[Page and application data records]
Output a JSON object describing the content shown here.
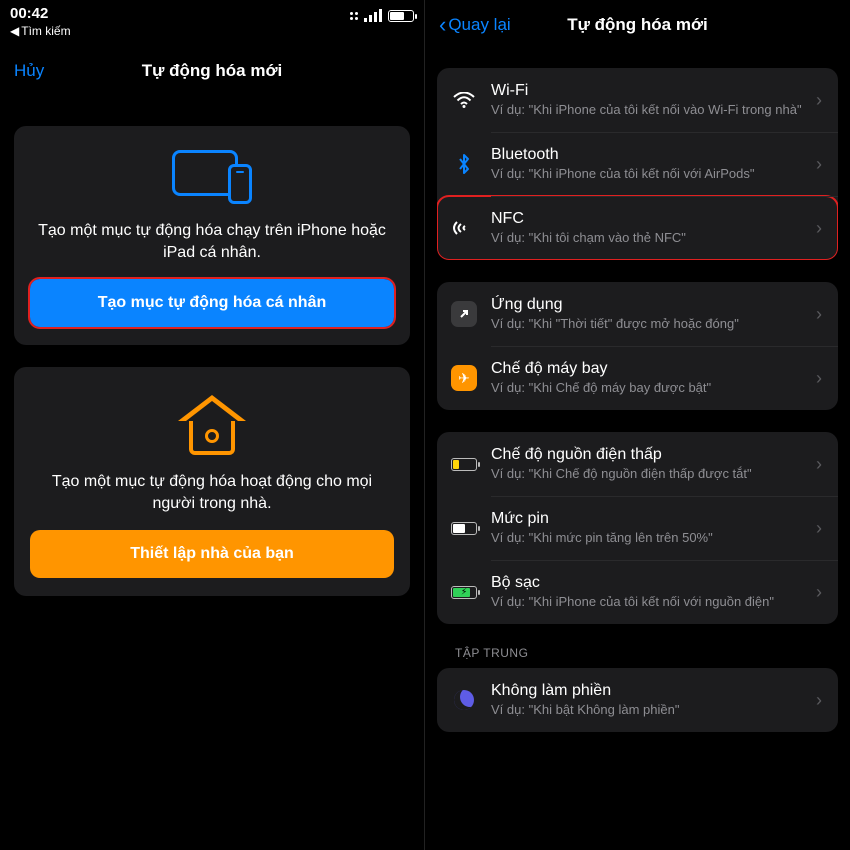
{
  "status": {
    "time": "00:42",
    "back": "Tìm kiếm"
  },
  "left": {
    "nav_cancel": "Hủy",
    "nav_title": "Tự động hóa mới",
    "card1_desc": "Tạo một mục tự động hóa chạy trên iPhone hoặc iPad cá nhân.",
    "card1_button": "Tạo mục tự động hóa cá nhân",
    "card2_desc": "Tạo một mục tự động hóa hoạt động cho mọi người trong nhà.",
    "card2_button": "Thiết lập nhà của bạn"
  },
  "right": {
    "nav_back": "Quay lại",
    "nav_title": "Tự động hóa mới",
    "groups": [
      [
        {
          "name": "Wi-Fi",
          "sub": "Ví dụ: \"Khi iPhone của tôi kết nối vào Wi-Fi trong nhà\""
        },
        {
          "name": "Bluetooth",
          "sub": "Ví dụ: \"Khi iPhone của tôi kết nối với AirPods\""
        },
        {
          "name": "NFC",
          "sub": "Ví dụ: \"Khi tôi chạm vào thẻ NFC\""
        }
      ],
      [
        {
          "name": "Ứng dụng",
          "sub": "Ví dụ: \"Khi \"Thời tiết\" được mở hoặc đóng\""
        },
        {
          "name": "Chế độ máy bay",
          "sub": "Ví dụ: \"Khi Chế độ máy bay được bật\""
        }
      ],
      [
        {
          "name": "Chế độ nguồn điện thấp",
          "sub": "Ví dụ: \"Khi Chế độ nguồn điện thấp được tắt\""
        },
        {
          "name": "Mức pin",
          "sub": "Ví dụ: \"Khi mức pin tăng lên trên 50%\""
        },
        {
          "name": "Bộ sạc",
          "sub": "Ví dụ: \"Khi iPhone của tôi kết nối với nguồn điện\""
        }
      ]
    ],
    "group3_header": "TẬP TRUNG",
    "group3_row": {
      "name": "Không làm phiền",
      "sub": "Ví dụ: \"Khi bật Không làm phiền\""
    }
  }
}
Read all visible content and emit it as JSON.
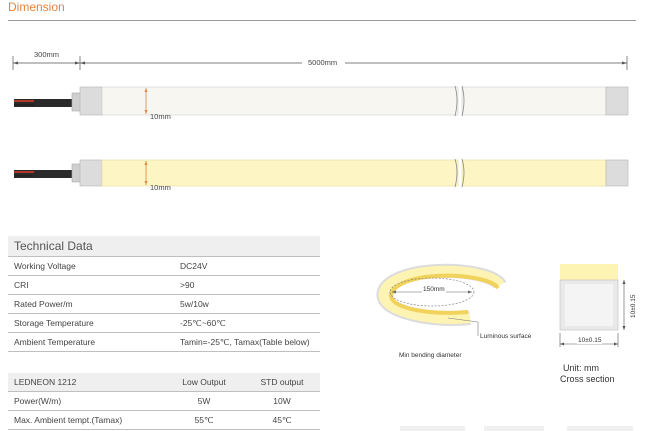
{
  "section_title": "Dimension",
  "dims": {
    "lead_length": "300mm",
    "strip_length": "5000mm",
    "height_top": "10mm",
    "height_bottom": "10mm"
  },
  "tech_table": {
    "heading": "Technical Data",
    "rows": [
      {
        "label": "Working Voltage",
        "value": "DC24V"
      },
      {
        "label": "CRI",
        "value": ">90"
      },
      {
        "label": "Rated Power/m",
        "value": "5w/10w"
      },
      {
        "label": "Storage Temperature",
        "value": "-25℃~60℃"
      },
      {
        "label": "Ambient Temperature",
        "value": "Tamin=-25℃, Tamax(Table below)"
      }
    ]
  },
  "output_table": {
    "headers": [
      "LEDNEON 1212",
      "Low Output",
      "STD output"
    ],
    "rows": [
      [
        "Power(W/m)",
        "5W",
        "10W"
      ],
      [
        "Max. Ambient tempt.(Tamax)",
        "55℃",
        "45℃"
      ]
    ]
  },
  "bend_diagram": {
    "diameter": "150mm",
    "surface_label": "Luminous surface",
    "caption": "Min bending diameter"
  },
  "cross_section": {
    "height_label": "10±0.15",
    "width_label": "10±0.15",
    "unit_label": "Unit: mm",
    "caption": "Cross section"
  },
  "colors": {
    "accent": "#e8833a",
    "warm_light": "#fdf5c4",
    "white_light": "#f7f6f0"
  }
}
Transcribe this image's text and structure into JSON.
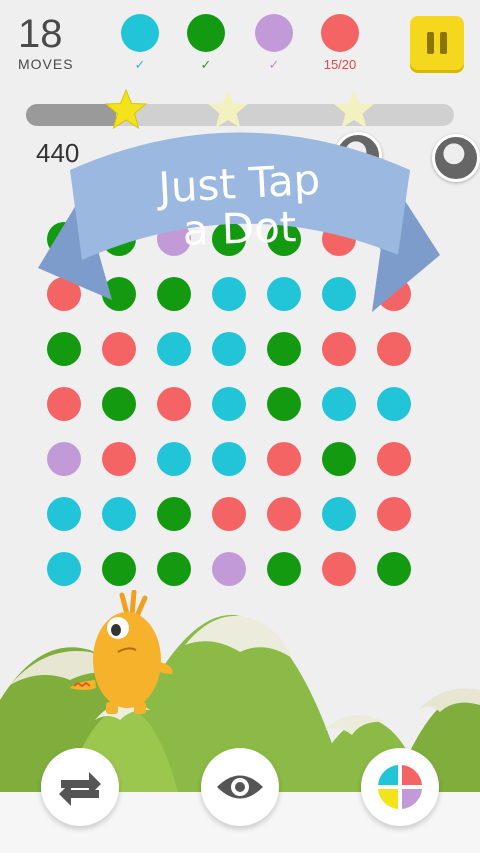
{
  "hud": {
    "moves_count": "18",
    "moves_label": "MOVES",
    "goals": [
      {
        "color": "#22c4d8",
        "status": "✓",
        "status_color": "#3fb6c6",
        "icon": "check-icon"
      },
      {
        "color": "#139a11",
        "status": "✓",
        "status_color": "#2d9b2a",
        "icon": "check-icon"
      },
      {
        "color": "#c39ad8",
        "status": "✓",
        "status_color": "#b790cf",
        "icon": "check-icon"
      },
      {
        "color": "#f56464",
        "status": "15/20",
        "status_color": "#e04848",
        "icon": ""
      }
    ],
    "pause_color": "#f5d81d"
  },
  "progress": {
    "fill_fraction": 0.21,
    "score": "440",
    "stars_earned": 1,
    "stars_total": 3
  },
  "banner": {
    "line1": "Just Tap",
    "line2": "a Dot",
    "color": "#9bb8e0"
  },
  "board": {
    "palette": {
      "r": "#f56464",
      "b": "#22c4d8",
      "g": "#139a11",
      "p": "#c39ad8"
    },
    "rows": [
      "g g p g g r r",
      "r g g b b b r",
      "g r b b g r r",
      "r g r b g b b",
      "p r b b r g r",
      "b b g r r b r",
      "b g g p g r g"
    ]
  },
  "toolbar": {
    "buttons": [
      {
        "name": "shuffle",
        "icon": "shuffle-arrows-icon"
      },
      {
        "name": "expander",
        "icon": "eye-icon"
      },
      {
        "name": "color-pick",
        "icon": "color-quad-icon"
      }
    ]
  }
}
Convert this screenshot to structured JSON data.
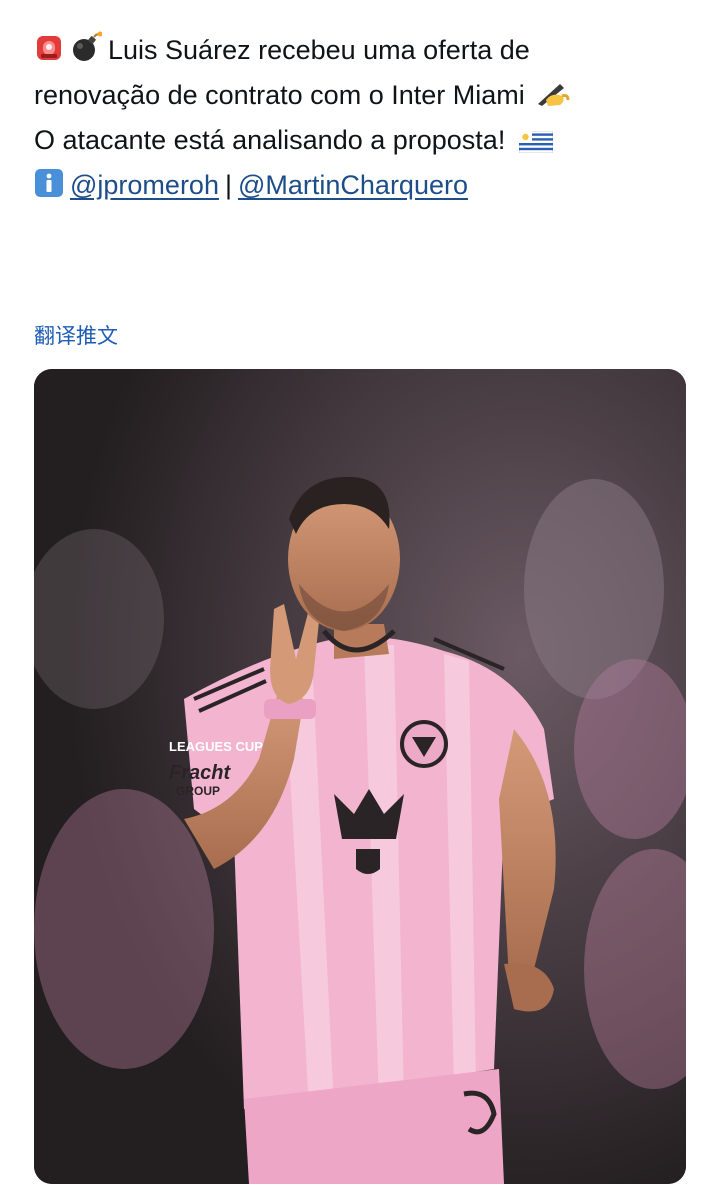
{
  "tweet": {
    "line1": "Luis Suárez recebeu uma oferta de",
    "line2": "renovação de contrato com o Inter Miami",
    "line3": "O atacante está analisando a proposta!",
    "mention1": "@jpromeroh",
    "separator": "|",
    "mention2": "@MartinCharquero"
  },
  "icons": {
    "siren": "rotating-light-icon",
    "bomb": "bomb-icon",
    "writing": "writing-hand-icon",
    "flag": "uruguay-flag-icon",
    "info": "information-icon"
  },
  "translate_label": "翻译推文",
  "media": {
    "jersey_text_leagues": "LEAGUES CUP",
    "jersey_text_sponsor": "Fracht",
    "jersey_text_group": "GROUP",
    "colors": {
      "jersey_pink": "#f3b4cf",
      "background": "#2a2426",
      "link": "#1d4e89"
    }
  }
}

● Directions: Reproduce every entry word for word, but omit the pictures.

● Task result:
Output a JSON object describing the content shown here.
{
  "status": {
    "time": "00:42",
    "back": "Tìm kiếm"
  },
  "left": {
    "nav_cancel": "Hủy",
    "nav_title": "Tự động hóa mới",
    "card1_desc": "Tạo một mục tự động hóa chạy trên iPhone hoặc iPad cá nhân.",
    "card1_button": "Tạo mục tự động hóa cá nhân",
    "card2_desc": "Tạo một mục tự động hóa hoạt động cho mọi người trong nhà.",
    "card2_button": "Thiết lập nhà của bạn"
  },
  "right": {
    "nav_back": "Quay lại",
    "nav_title": "Tự động hóa mới",
    "groups": [
      [
        {
          "name": "Wi-Fi",
          "sub": "Ví dụ: \"Khi iPhone của tôi kết nối vào Wi-Fi trong nhà\""
        },
        {
          "name": "Bluetooth",
          "sub": "Ví dụ: \"Khi iPhone của tôi kết nối với AirPods\""
        },
        {
          "name": "NFC",
          "sub": "Ví dụ: \"Khi tôi chạm vào thẻ NFC\""
        }
      ],
      [
        {
          "name": "Ứng dụng",
          "sub": "Ví dụ: \"Khi \"Thời tiết\" được mở hoặc đóng\""
        },
        {
          "name": "Chế độ máy bay",
          "sub": "Ví dụ: \"Khi Chế độ máy bay được bật\""
        }
      ],
      [
        {
          "name": "Chế độ nguồn điện thấp",
          "sub": "Ví dụ: \"Khi Chế độ nguồn điện thấp được tắt\""
        },
        {
          "name": "Mức pin",
          "sub": "Ví dụ: \"Khi mức pin tăng lên trên 50%\""
        },
        {
          "name": "Bộ sạc",
          "sub": "Ví dụ: \"Khi iPhone của tôi kết nối với nguồn điện\""
        }
      ]
    ],
    "group3_header": "TẬP TRUNG",
    "group3_row": {
      "name": "Không làm phiền",
      "sub": "Ví dụ: \"Khi bật Không làm phiền\""
    }
  }
}
Read all visible content and emit it as JSON.
{
  "section_title": "Dimension",
  "dims": {
    "lead_length": "300mm",
    "strip_length": "5000mm",
    "height_top": "10mm",
    "height_bottom": "10mm"
  },
  "tech_table": {
    "heading": "Technical Data",
    "rows": [
      {
        "label": "Working Voltage",
        "value": "DC24V"
      },
      {
        "label": "CRI",
        "value": ">90"
      },
      {
        "label": "Rated Power/m",
        "value": "5w/10w"
      },
      {
        "label": "Storage Temperature",
        "value": "-25℃~60℃"
      },
      {
        "label": "Ambient Temperature",
        "value": "Tamin=-25℃, Tamax(Table below)"
      }
    ]
  },
  "output_table": {
    "headers": [
      "LEDNEON 1212",
      "Low Output",
      "STD output"
    ],
    "rows": [
      [
        "Power(W/m)",
        "5W",
        "10W"
      ],
      [
        "Max. Ambient tempt.(Tamax)",
        "55℃",
        "45℃"
      ]
    ]
  },
  "bend_diagram": {
    "diameter": "150mm",
    "surface_label": "Luminous surface",
    "caption": "Min bending diameter"
  },
  "cross_section": {
    "height_label": "10±0.15",
    "width_label": "10±0.15",
    "unit_label": "Unit: mm",
    "caption": "Cross section"
  },
  "colors": {
    "accent": "#e8833a",
    "warm_light": "#fdf5c4",
    "white_light": "#f7f6f0"
  }
}
Transcribe this image's text and structure into JSON.
{
  "hud": {
    "moves_count": "18",
    "moves_label": "MOVES",
    "goals": [
      {
        "color": "#22c4d8",
        "status": "✓",
        "status_color": "#3fb6c6",
        "icon": "check-icon"
      },
      {
        "color": "#139a11",
        "status": "✓",
        "status_color": "#2d9b2a",
        "icon": "check-icon"
      },
      {
        "color": "#c39ad8",
        "status": "✓",
        "status_color": "#b790cf",
        "icon": "check-icon"
      },
      {
        "color": "#f56464",
        "status": "15/20",
        "status_color": "#e04848",
        "icon": ""
      }
    ],
    "pause_color": "#f5d81d"
  },
  "progress": {
    "fill_fraction": 0.21,
    "score": "440",
    "stars_earned": 1,
    "stars_total": 3
  },
  "banner": {
    "line1": "Just Tap",
    "line2": "a Dot",
    "color": "#9bb8e0"
  },
  "board": {
    "palette": {
      "r": "#f56464",
      "b": "#22c4d8",
      "g": "#139a11",
      "p": "#c39ad8"
    },
    "rows": [
      "g g p g g r r",
      "r g g b b b r",
      "g r b b g r r",
      "r g r b g b b",
      "p r b b r g r",
      "b b g r r b r",
      "b g g p g r g"
    ]
  },
  "toolbar": {
    "buttons": [
      {
        "name": "shuffle",
        "icon": "shuffle-arrows-icon"
      },
      {
        "name": "expander",
        "icon": "eye-icon"
      },
      {
        "name": "color-pick",
        "icon": "color-quad-icon"
      }
    ]
  }
}
Convert this screenshot to structured JSON data.
{
  "tweet": {
    "line1": "Luis Suárez recebeu uma oferta de",
    "line2": "renovação de contrato com o Inter Miami",
    "line3": "O atacante está analisando a proposta!",
    "mention1": "@jpromeroh",
    "separator": "|",
    "mention2": "@MartinCharquero"
  },
  "icons": {
    "siren": "rotating-light-icon",
    "bomb": "bomb-icon",
    "writing": "writing-hand-icon",
    "flag": "uruguay-flag-icon",
    "info": "information-icon"
  },
  "translate_label": "翻译推文",
  "media": {
    "jersey_text_leagues": "LEAGUES CUP",
    "jersey_text_sponsor": "Fracht",
    "jersey_text_group": "GROUP",
    "colors": {
      "jersey_pink": "#f3b4cf",
      "background": "#2a2426",
      "link": "#1d4e89"
    }
  }
}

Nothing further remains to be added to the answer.